Exact dates and meeting locations are still being developed, but I encourage everyone to block out much of the week.  Minicozzi’s message could have profound consequences for North Bay cities.

Rail~Volution, October 10-12, Hyatt Regency, San Francisco – The leading conference on the use of rail for community building is coming to San Francisco this fall.  The coming role of SMART in the North Bay will surely be discussed, as will the increasing density around BART stations.

Fun stuff coming up, with lots of opportunities to get involved.  Please grab at least one and hopefully more.

When I next write, I won’t write.  Instead, I’ll turn this space over to an urban planner trained in bicycle transportation who will write about road diets and bicycles.

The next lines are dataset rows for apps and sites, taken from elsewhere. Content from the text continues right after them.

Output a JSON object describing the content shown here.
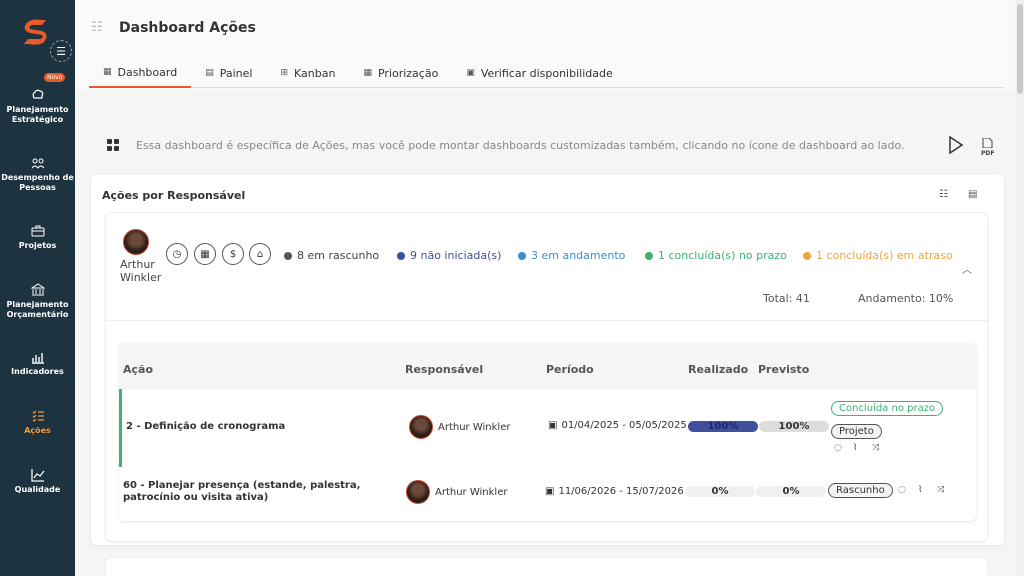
{
  "sidebar": {
    "badge": "Novo",
    "items": [
      {
        "label": "Planejamento Estratégico",
        "icon": "strategy-icon"
      },
      {
        "label": "Desempenho de Pessoas",
        "icon": "people-icon"
      },
      {
        "label": "Projetos",
        "icon": "briefcase-icon"
      },
      {
        "label": "Planejamento Orçamentário",
        "icon": "bank-icon"
      },
      {
        "label": "Indicadores",
        "icon": "bar-chart-icon"
      },
      {
        "label": "Ações",
        "icon": "list-icon",
        "active": true
      },
      {
        "label": "Qualidade",
        "icon": "line-chart-icon"
      }
    ]
  },
  "header": {
    "title": "Dashboard Ações",
    "tabs": [
      {
        "label": "Dashboard",
        "icon": "dashboard-icon",
        "active": true
      },
      {
        "label": "Painel",
        "icon": "panel-icon"
      },
      {
        "label": "Kanban",
        "icon": "kanban-icon"
      },
      {
        "label": "Priorização",
        "icon": "priority-icon"
      },
      {
        "label": "Verificar disponibilidade",
        "icon": "calendar-icon"
      }
    ]
  },
  "info": {
    "text": "Essa dashboard é específica de Ações, mas você pode montar dashboards customizadas também, clicando no ícone de dashboard ao lado.",
    "pdf_label": "PDF"
  },
  "card": {
    "title": "Ações por Responsável",
    "person": {
      "name": "Arthur Winkler",
      "statuses": [
        {
          "label": "8 em rascunho",
          "color": "#555555"
        },
        {
          "label": "9 não iniciada(s)",
          "color": "#3f4f9e"
        },
        {
          "label": "3 em andamento",
          "color": "#3a8fd0"
        },
        {
          "label": "1 concluída(s) no prazo",
          "color": "#3cb371"
        },
        {
          "label": "1 concluída(s) em atraso",
          "color": "#f2a33a"
        }
      ],
      "total": "Total: 41",
      "progress": "Andamento: 10%"
    },
    "table": {
      "headers": [
        "Ação",
        "Responsável",
        "Período",
        "Realizado",
        "Previsto"
      ],
      "rows": [
        {
          "acao": "2 - Definição de cronograma",
          "responsavel": "Arthur Winkler",
          "periodo": "01/04/2025 - 05/05/2025",
          "realizado": "100%",
          "realizado_value": 100,
          "previsto": "100%",
          "status": "Concluída no prazo",
          "tag": "Projeto"
        },
        {
          "acao": "60 - Planejar presença (estande, palestra, patrocínio ou visita ativa)",
          "responsavel": "Arthur Winkler",
          "periodo": "11/06/2026 - 15/07/2026",
          "realizado": "0%",
          "realizado_value": 0,
          "previsto": "0%",
          "tag": "Rascunho"
        }
      ]
    }
  }
}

As always, your questions or comments will be appreciated.  Please comment below or email me.  And thanks for reading. – Dave Alden (davealden53@comcast.net)

Written by Dave Alden

Dave Alden

Dave Alden is a Registered Civil Engineer. A University of California graduate, he has worked on energy and land-use projects in California, Oregon, and Washington. He was also the president of a minor league baseball team for two seasons. He lives on the west side of Petaluma with his wife and two dogs. The blog that he writes can be found at http://northbaydesignkit.blogspot.com.

Comments are closed.